How a brilliant advert can alienate a workforce

November 21, 2016

It’s Christmas advert season – where sentimental festive spots crafted by advertising’s brightest minds peacock their way across our screens, vying for the nation’s attention.

A well-executed Christmas ad can have a transformative effect.

John Lewis’ annual offering has become a cultural event, generating reams of social media reaction, newspaper column inches – even canine copycats.

This year, Sainsbury’s offering hits all the right notes:

I’ve no doubt the agency that created it – rightly – marvelled at how well it hit the brief: entertaining, moving, memorable.

It’s core message reminds us that the festive period is all about spending time with your loved ones.

But there’s one key part that’s been overlooked… no one thought about how the ad’s core message would resonate with its own employees.

Turns out, the advert hit a very contentious issue straight on the head – Sainsbury’s has asked a lot of its employees to forgo their family time by working on Christmas Eve and Boxing Day.

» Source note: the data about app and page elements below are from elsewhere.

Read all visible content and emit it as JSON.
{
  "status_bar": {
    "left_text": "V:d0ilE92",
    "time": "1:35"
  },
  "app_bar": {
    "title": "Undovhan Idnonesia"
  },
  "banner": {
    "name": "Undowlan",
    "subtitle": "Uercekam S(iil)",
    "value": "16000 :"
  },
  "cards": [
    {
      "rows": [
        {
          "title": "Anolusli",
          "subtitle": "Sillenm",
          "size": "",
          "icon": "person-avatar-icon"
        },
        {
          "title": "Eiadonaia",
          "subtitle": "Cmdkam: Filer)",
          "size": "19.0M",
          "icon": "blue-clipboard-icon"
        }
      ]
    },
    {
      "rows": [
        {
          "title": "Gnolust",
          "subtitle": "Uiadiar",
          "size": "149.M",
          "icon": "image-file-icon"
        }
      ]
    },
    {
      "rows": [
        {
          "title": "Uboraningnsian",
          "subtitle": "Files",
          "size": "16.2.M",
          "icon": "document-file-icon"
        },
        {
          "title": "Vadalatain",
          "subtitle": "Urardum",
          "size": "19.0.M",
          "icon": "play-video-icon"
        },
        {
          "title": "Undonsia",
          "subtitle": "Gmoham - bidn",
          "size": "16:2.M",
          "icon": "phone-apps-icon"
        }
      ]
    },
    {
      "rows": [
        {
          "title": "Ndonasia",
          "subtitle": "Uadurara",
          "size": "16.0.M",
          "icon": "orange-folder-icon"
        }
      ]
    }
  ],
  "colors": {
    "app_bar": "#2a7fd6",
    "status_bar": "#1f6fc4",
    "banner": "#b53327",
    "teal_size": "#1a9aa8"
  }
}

The perceived hypocrisy has not gone down well:

All of this has meant that a large chunk of Sainsbury’s workforce now feel alienated, disconnected – let down.

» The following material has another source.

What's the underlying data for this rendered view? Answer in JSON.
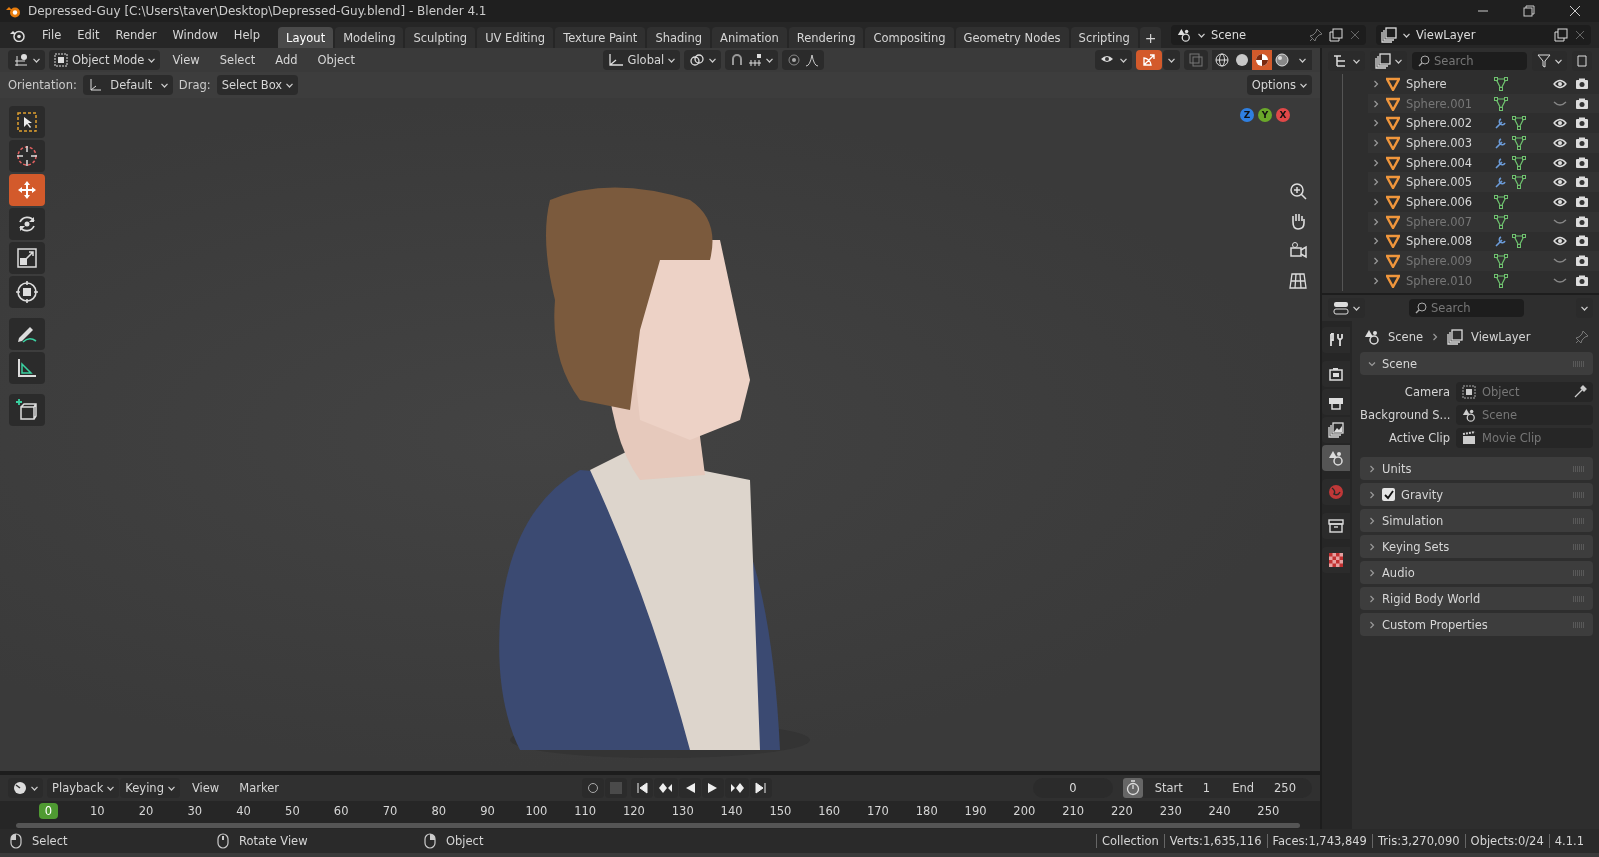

The media has picked up the story and now Sainsbury’s has a full-blown PR crisis on its hands, not to mention an internal comms crisis too.

It’s not clear whether this faux pas is a result of internal comms being treated like a second-class citizen compared to its bigger brother external comms, or if employees were even told that this advert would be airing and the concept behind it.

What is clear is that this whole episode could have been avoided by consulting internal comms colleagues. It’s the epitome of why external and internal comms need to be aligned.

Unfortunately, Sainsbury’s has turned a great advert (that’s raising money for charity) into a contentious talking point – all because it failed to understand its employees’ feelings.